### [PROMPT]
Give the records below again exactly, and exclude each picture.

### [DATASET EXCERPTS]
################

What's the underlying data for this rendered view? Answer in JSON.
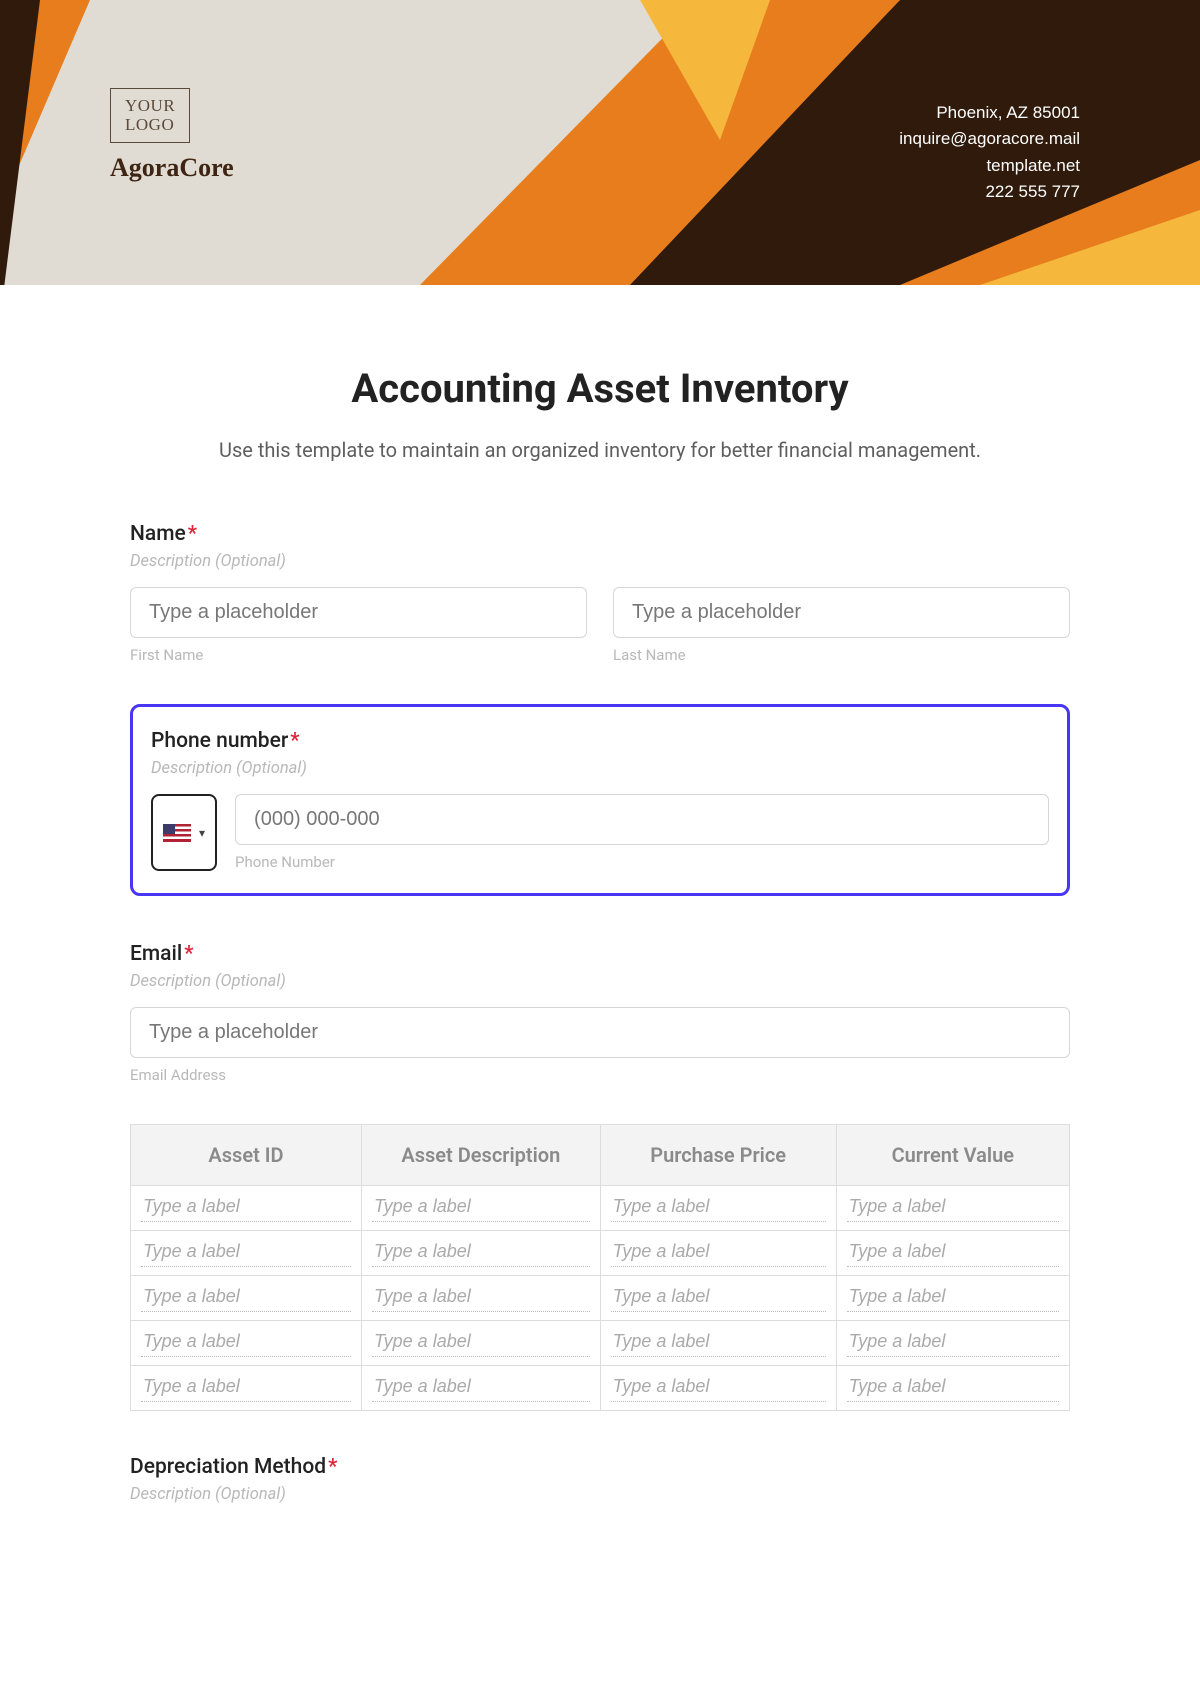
{
  "header": {
    "logo_line1": "YOUR",
    "logo_line2": "LOGO",
    "brand": "AgoraCore",
    "contact": {
      "address": "Phoenix, AZ 85001",
      "email": "inquire@agoracore.mail",
      "site": "template.net",
      "phone": "222 555 777"
    }
  },
  "page": {
    "title": "Accounting Asset Inventory",
    "subtitle": "Use this template to maintain an organized inventory for better financial management."
  },
  "name": {
    "label": "Name",
    "desc": "Description (Optional)",
    "first_placeholder": "Type a placeholder",
    "last_placeholder": "Type a placeholder",
    "first_sub": "First Name",
    "last_sub": "Last Name"
  },
  "phone": {
    "label": "Phone number",
    "desc": "Description (Optional)",
    "placeholder": "(000) 000-000",
    "sub": "Phone Number"
  },
  "email": {
    "label": "Email",
    "desc": "Description (Optional)",
    "placeholder": "Type a placeholder",
    "sub": "Email Address"
  },
  "table": {
    "headers": [
      "Asset ID",
      "Asset Description",
      "Purchase Price",
      "Current Value"
    ],
    "cell_placeholder": "Type a label",
    "rows": 5,
    "cols": 4
  },
  "depreciation": {
    "label": "Depreciation Method",
    "desc": "Description (Optional)"
  },
  "required_mark": "*"
}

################

### [OUTPUT OF THE EXERCISE]
What's the underlying data for this rendered view? Answer in JSON.
{
  "header": {
    "logo_line1": "YOUR",
    "logo_line2": "LOGO",
    "brand": "AgoraCore",
    "contact": {
      "address": "Phoenix, AZ 85001",
      "email": "inquire@agoracore.mail",
      "site": "template.net",
      "phone": "222 555 777"
    }
  },
  "page": {
    "title": "Accounting Asset Inventory",
    "subtitle": "Use this template to maintain an organized inventory for better financial management."
  },
  "name": {
    "label": "Name",
    "desc": "Description (Optional)",
    "first_placeholder": "Type a placeholder",
    "last_placeholder": "Type a placeholder",
    "first_sub": "First Name",
    "last_sub": "Last Name"
  },
  "phone": {
    "label": "Phone number",
    "desc": "Description (Optional)",
    "placeholder": "(000) 000-000",
    "sub": "Phone Number"
  },
  "email": {
    "label": "Email",
    "desc": "Description (Optional)",
    "placeholder": "Type a placeholder",
    "sub": "Email Address"
  },
  "table": {
    "headers": [
      "Asset ID",
      "Asset Description",
      "Purchase Price",
      "Current Value"
    ],
    "cell_placeholder": "Type a label",
    "rows": 5,
    "cols": 4
  },
  "depreciation": {
    "label": "Depreciation Method",
    "desc": "Description (Optional)"
  },
  "required_mark": "*"
}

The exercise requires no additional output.